In a record store in Ponsonby a couple of days back I was buying yet another long player. For no particular reason beyond the fact that I didn’t have it – oh, and it was a numbered limited edition in a white cardboard sleeve devoid of any information and thus desirable – I was buying a mono pressing of Paul & Linda McCartney’s 1971 much acclaimed, although it took a few years, pop masterpiece, Ram.
I have this record – the stereo version that is, as the mono was mostly unreleased until 2012 outside a few South American countries – many times over. I have three New Zealand vinyl pressings (different labels so compulsory purchases), two US versions, two UK vinyl copies, three times on CD, and a Russian copy for good measure. I may also have an Australian copy but who knows for sure…
An in-depth and hugely readable history of The Fold, one of the more obscure mid 80s Flying Nun acts (although I’m not sure if post-punk is really an appropriate term – that bird had largely flown by the time) out of Auckland.
Who they were, why they didn’t work and what became of their records – and them – is all here. (h/t Michael Upton)

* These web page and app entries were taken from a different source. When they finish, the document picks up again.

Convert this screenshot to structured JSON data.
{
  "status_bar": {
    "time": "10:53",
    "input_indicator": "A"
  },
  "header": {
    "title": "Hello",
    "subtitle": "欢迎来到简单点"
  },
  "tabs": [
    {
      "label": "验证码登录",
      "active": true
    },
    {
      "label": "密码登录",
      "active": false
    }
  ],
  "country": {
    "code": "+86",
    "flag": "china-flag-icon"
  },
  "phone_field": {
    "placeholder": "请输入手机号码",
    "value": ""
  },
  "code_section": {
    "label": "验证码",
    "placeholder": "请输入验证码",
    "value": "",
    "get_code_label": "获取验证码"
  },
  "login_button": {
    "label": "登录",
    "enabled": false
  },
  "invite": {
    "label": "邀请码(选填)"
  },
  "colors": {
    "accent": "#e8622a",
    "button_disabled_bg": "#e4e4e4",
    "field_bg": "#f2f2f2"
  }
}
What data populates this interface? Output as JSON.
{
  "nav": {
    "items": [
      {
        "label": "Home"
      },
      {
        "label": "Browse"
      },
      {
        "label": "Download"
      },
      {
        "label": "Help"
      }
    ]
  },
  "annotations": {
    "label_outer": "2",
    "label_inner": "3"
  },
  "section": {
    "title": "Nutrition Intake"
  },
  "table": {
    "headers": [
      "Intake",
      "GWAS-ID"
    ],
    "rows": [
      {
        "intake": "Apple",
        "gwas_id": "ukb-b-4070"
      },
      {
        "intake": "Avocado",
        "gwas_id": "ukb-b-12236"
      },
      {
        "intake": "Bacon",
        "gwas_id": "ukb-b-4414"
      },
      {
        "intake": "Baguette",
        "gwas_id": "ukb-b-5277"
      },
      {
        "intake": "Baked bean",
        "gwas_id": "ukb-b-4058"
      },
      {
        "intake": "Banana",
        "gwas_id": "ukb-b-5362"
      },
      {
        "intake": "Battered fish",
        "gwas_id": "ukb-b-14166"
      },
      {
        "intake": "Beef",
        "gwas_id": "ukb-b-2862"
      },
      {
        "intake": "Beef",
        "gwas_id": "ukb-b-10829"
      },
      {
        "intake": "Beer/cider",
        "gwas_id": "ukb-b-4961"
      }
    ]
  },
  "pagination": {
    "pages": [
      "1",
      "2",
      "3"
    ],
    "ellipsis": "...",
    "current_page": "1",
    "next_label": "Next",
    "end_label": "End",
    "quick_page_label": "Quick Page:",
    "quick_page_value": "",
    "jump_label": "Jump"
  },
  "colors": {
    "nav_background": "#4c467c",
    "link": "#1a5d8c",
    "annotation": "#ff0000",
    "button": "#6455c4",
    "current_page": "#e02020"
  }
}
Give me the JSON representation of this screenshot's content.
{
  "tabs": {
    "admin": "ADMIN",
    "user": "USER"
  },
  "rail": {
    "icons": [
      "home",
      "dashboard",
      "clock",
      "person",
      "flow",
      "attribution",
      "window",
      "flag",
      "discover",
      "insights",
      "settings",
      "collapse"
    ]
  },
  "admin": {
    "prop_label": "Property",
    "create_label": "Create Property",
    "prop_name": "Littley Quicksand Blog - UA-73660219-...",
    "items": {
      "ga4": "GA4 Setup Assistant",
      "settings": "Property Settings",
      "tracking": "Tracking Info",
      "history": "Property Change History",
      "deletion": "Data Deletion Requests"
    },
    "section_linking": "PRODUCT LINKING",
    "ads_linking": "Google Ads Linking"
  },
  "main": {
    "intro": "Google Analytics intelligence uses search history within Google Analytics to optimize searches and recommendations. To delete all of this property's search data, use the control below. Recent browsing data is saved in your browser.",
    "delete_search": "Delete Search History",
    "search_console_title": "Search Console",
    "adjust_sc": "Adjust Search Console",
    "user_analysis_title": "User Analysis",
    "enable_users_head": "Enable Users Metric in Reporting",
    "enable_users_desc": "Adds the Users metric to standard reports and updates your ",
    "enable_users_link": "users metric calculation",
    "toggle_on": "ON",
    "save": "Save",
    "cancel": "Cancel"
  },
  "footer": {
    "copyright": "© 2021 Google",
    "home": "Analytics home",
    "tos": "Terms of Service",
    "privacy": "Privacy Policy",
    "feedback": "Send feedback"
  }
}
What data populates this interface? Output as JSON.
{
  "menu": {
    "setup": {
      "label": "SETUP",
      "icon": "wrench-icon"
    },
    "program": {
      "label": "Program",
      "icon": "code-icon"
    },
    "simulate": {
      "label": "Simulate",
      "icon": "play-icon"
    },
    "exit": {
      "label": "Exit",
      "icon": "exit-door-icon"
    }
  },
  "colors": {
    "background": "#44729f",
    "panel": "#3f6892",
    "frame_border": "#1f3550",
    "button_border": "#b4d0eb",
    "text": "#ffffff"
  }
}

Does he miss it? “Oh yeah, course. A lot of times I remember it as fabulous. But I can’t do that and have the life I have. And I ain’t gonna sink the ship just so I can feel a bit better. If I live ’til I’m 80, I fully intend to reacquaint myself with the world of opiate drugs. I think it’s ideal for the elderly. It should be there for the asking. If you’re over 70, you should be able to go and say, ‘Just give me some diamorphine and I won’t mither you any more.’”